What has been learned from evidence-based research offers a starting place for discovering potential success paths for STI reduction in youth. Ascend, a nationally known youth sex education and research group has established themselves as a leader in the field of sexual risk avoidance. Their youth training resources focus on empowering youth to make smart, forward-thinking choices about their sexual behavior. Much of the data and information used by Ascend is derived from the Youth Risk Behavior Surveillance System which provides significant data pools.
Using Data to provide Direction
- 40% of teens state that
sex education classes make them feel pressured to have sex.
- Counter the ‘everybody’s doing it – here’s your condom’ message with statements indication the benefits of delayed sexual activity.
- It’s ok to NOT be having
sex! Among 15-17 year olds, 66% of boys and 70% of girls have never had sexual
- Provide encouragement and reasons for students to wait including the fact that delayed age of first sexual activity has a direct correlation to the number of lifetime sexual partners or how delaying sex appears to aid in the permanence of future marriage.
- It’s ok to wait. About
one half of 18 and 19 year olds wish they had waited longer before becoming
- Provide relationship building skills and give students training on healthy relationships and boundaries.
- Sexually active high
school students were 13% more likely to use a condom in 2007 than in 2017.
- Teach truthfully about the risks and limitations of condom usage in preventing STI exposure. Stress the importance of proper usage all the time (a near impossibility). Honestly share the fact that HVP and Herpes can easily be transmitted even with condom use since it can be spread by skin-to-skin contact.
It is evident that the practice of handing out condoms in high schools has not reduced near-epidemic levels of STI rates in youth. Perhaps expanding the ‘condom availability message’ to include information stated in points a through d above, as well as other risk prevention strategies, has a better potential for preventing infection. Maybe it’s time we look beyond a practice that has produced unhealthy results and consider a different message.

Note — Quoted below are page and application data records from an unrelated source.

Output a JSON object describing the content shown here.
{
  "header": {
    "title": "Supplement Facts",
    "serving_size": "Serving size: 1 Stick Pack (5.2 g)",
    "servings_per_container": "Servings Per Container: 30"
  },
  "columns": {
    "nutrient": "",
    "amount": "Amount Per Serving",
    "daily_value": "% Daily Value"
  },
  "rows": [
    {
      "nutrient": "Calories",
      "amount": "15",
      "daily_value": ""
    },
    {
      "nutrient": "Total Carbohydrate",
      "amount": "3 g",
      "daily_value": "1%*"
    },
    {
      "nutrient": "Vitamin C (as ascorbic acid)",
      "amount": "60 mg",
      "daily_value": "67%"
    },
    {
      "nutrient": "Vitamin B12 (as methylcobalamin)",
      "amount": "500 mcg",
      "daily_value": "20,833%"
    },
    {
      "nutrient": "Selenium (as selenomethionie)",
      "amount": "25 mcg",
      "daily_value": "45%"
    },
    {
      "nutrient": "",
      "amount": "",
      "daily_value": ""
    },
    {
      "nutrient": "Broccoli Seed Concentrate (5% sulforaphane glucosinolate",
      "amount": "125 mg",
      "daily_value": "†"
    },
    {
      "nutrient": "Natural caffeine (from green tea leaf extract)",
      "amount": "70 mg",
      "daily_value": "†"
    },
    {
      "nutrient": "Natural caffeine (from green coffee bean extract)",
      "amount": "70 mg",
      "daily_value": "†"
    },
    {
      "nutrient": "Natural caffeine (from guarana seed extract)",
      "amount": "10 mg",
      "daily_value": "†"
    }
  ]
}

To the students at Madison West High School – good luck! May those handing out condoms to you carry the weight and responsibility to fully inform you of the risks and limitations of condom use. In the end – may your decisions lead you to places of health, prosperity and bright futures! You deserve to know.